(Extracted data entries)
####################

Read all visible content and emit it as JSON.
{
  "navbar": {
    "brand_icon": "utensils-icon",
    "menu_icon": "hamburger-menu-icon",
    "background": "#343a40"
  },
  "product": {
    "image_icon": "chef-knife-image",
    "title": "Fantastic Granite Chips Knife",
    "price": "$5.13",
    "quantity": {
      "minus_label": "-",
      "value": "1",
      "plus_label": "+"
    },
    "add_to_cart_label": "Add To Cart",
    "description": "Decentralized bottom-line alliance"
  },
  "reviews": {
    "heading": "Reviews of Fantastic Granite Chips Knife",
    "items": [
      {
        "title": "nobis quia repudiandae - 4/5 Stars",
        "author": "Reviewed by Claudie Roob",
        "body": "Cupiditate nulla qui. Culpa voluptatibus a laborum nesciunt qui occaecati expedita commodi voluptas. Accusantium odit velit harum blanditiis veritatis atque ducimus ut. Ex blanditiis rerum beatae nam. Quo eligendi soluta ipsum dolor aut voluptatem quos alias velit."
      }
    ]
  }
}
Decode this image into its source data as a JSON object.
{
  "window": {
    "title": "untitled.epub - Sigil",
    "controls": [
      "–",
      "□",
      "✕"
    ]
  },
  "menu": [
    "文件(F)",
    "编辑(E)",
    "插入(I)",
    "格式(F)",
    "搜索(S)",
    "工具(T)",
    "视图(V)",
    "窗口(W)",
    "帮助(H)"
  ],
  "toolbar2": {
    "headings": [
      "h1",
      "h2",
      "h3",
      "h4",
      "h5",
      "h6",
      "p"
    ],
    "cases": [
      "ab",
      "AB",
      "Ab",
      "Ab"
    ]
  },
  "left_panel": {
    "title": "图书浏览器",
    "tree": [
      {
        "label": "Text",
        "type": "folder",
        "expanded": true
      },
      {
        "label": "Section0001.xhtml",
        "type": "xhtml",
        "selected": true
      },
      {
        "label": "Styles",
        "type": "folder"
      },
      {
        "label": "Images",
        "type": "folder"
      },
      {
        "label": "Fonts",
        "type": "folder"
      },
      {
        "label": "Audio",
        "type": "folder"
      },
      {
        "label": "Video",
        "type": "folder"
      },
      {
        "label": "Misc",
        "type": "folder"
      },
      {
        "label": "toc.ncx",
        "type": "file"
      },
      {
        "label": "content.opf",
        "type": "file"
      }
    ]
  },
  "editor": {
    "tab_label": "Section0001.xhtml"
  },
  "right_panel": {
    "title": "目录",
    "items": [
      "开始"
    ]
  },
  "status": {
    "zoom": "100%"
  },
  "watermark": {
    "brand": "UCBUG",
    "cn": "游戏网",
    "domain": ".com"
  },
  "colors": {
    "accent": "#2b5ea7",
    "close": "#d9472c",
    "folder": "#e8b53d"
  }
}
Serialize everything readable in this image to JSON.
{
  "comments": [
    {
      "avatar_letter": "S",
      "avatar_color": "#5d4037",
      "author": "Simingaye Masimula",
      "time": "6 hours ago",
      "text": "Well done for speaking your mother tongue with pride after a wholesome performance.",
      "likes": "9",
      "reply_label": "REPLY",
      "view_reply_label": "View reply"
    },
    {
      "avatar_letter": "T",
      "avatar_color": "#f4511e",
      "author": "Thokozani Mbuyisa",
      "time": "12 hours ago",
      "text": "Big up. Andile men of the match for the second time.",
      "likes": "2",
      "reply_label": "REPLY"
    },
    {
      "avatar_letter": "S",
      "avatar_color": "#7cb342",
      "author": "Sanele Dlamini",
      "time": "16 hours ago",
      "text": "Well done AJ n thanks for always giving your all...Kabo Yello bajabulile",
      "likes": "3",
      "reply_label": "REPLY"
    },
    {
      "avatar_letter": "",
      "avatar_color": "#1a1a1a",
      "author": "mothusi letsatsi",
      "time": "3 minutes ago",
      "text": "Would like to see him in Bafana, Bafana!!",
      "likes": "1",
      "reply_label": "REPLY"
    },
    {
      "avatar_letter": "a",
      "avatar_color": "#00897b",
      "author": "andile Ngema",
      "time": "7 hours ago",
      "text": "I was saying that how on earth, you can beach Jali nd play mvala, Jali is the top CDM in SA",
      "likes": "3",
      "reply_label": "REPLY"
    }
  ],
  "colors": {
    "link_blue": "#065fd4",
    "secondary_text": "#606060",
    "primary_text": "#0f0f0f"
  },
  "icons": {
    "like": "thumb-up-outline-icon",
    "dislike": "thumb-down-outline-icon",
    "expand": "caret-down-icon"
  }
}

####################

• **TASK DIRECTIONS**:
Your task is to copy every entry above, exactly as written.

• **RESULT OF THE EXERCISE**:
Read all visible content and emit it as JSON.
{
  "navbar": {
    "brand_icon": "utensils-icon",
    "menu_icon": "hamburger-menu-icon",
    "background": "#343a40"
  },
  "product": {
    "image_icon": "chef-knife-image",
    "title": "Fantastic Granite Chips Knife",
    "price": "$5.13",
    "quantity": {
      "minus_label": "-",
      "value": "1",
      "plus_label": "+"
    },
    "add_to_cart_label": "Add To Cart",
    "description": "Decentralized bottom-line alliance"
  },
  "reviews": {
    "heading": "Reviews of Fantastic Granite Chips Knife",
    "items": [
      {
        "title": "nobis quia repudiandae - 4/5 Stars",
        "author": "Reviewed by Claudie Roob",
        "body": "Cupiditate nulla qui. Culpa voluptatibus a laborum nesciunt qui occaecati expedita commodi voluptas. Accusantium odit velit harum blanditiis veritatis atque ducimus ut. Ex blanditiis rerum beatae nam. Quo eligendi soluta ipsum dolor aut voluptatem quos alias velit."
      }
    ]
  }
}
Decode this image into its source data as a JSON object.
{
  "window": {
    "title": "untitled.epub - Sigil",
    "controls": [
      "–",
      "□",
      "✕"
    ]
  },
  "menu": [
    "文件(F)",
    "编辑(E)",
    "插入(I)",
    "格式(F)",
    "搜索(S)",
    "工具(T)",
    "视图(V)",
    "窗口(W)",
    "帮助(H)"
  ],
  "toolbar2": {
    "headings": [
      "h1",
      "h2",
      "h3",
      "h4",
      "h5",
      "h6",
      "p"
    ],
    "cases": [
      "ab",
      "AB",
      "Ab",
      "Ab"
    ]
  },
  "left_panel": {
    "title": "图书浏览器",
    "tree": [
      {
        "label": "Text",
        "type": "folder",
        "expanded": true
      },
      {
        "label": "Section0001.xhtml",
        "type": "xhtml",
        "selected": true
      },
      {
        "label": "Styles",
        "type": "folder"
      },
      {
        "label": "Images",
        "type": "folder"
      },
      {
        "label": "Fonts",
        "type": "folder"
      },
      {
        "label": "Audio",
        "type": "folder"
      },
      {
        "label": "Video",
        "type": "folder"
      },
      {
        "label": "Misc",
        "type": "folder"
      },
      {
        "label": "toc.ncx",
        "type": "file"
      },
      {
        "label": "content.opf",
        "type": "file"
      }
    ]
  },
  "editor": {
    "tab_label": "Section0001.xhtml"
  },
  "right_panel": {
    "title": "目录",
    "items": [
      "开始"
    ]
  },
  "status": {
    "zoom": "100%"
  },
  "watermark": {
    "brand": "UCBUG",
    "cn": "游戏网",
    "domain": ".com"
  },
  "colors": {
    "accent": "#2b5ea7",
    "close": "#d9472c",
    "folder": "#e8b53d"
  }
}
Serialize everything readable in this image to JSON.
{
  "comments": [
    {
      "avatar_letter": "S",
      "avatar_color": "#5d4037",
      "author": "Simingaye Masimula",
      "time": "6 hours ago",
      "text": "Well done for speaking your mother tongue with pride after a wholesome performance.",
      "likes": "9",
      "reply_label": "REPLY",
      "view_reply_label": "View reply"
    },
    {
      "avatar_letter": "T",
      "avatar_color": "#f4511e",
      "author": "Thokozani Mbuyisa",
      "time": "12 hours ago",
      "text": "Big up. Andile men of the match for the second time.",
      "likes": "2",
      "reply_label": "REPLY"
    },
    {
      "avatar_letter": "S",
      "avatar_color": "#7cb342",
      "author": "Sanele Dlamini",
      "time": "16 hours ago",
      "text": "Well done AJ n thanks for always giving your all...Kabo Yello bajabulile",
      "likes": "3",
      "reply_label": "REPLY"
    },
    {
      "avatar_letter": "",
      "avatar_color": "#1a1a1a",
      "author": "mothusi letsatsi",
      "time": "3 minutes ago",
      "text": "Would like to see him in Bafana, Bafana!!",
      "likes": "1",
      "reply_label": "REPLY"
    },
    {
      "avatar_letter": "a",
      "avatar_color": "#00897b",
      "author": "andile Ngema",
      "time": "7 hours ago",
      "text": "I was saying that how on earth, you can beach Jali nd play mvala, Jali is the top CDM in SA",
      "likes": "3",
      "reply_label": "REPLY"
    }
  ],
  "colors": {
    "link_blue": "#065fd4",
    "secondary_text": "#606060",
    "primary_text": "#0f0f0f"
  },
  "icons": {
    "like": "thumb-up-outline-icon",
    "dislike": "thumb-down-outline-icon",
    "expand": "caret-down-icon"
  }
}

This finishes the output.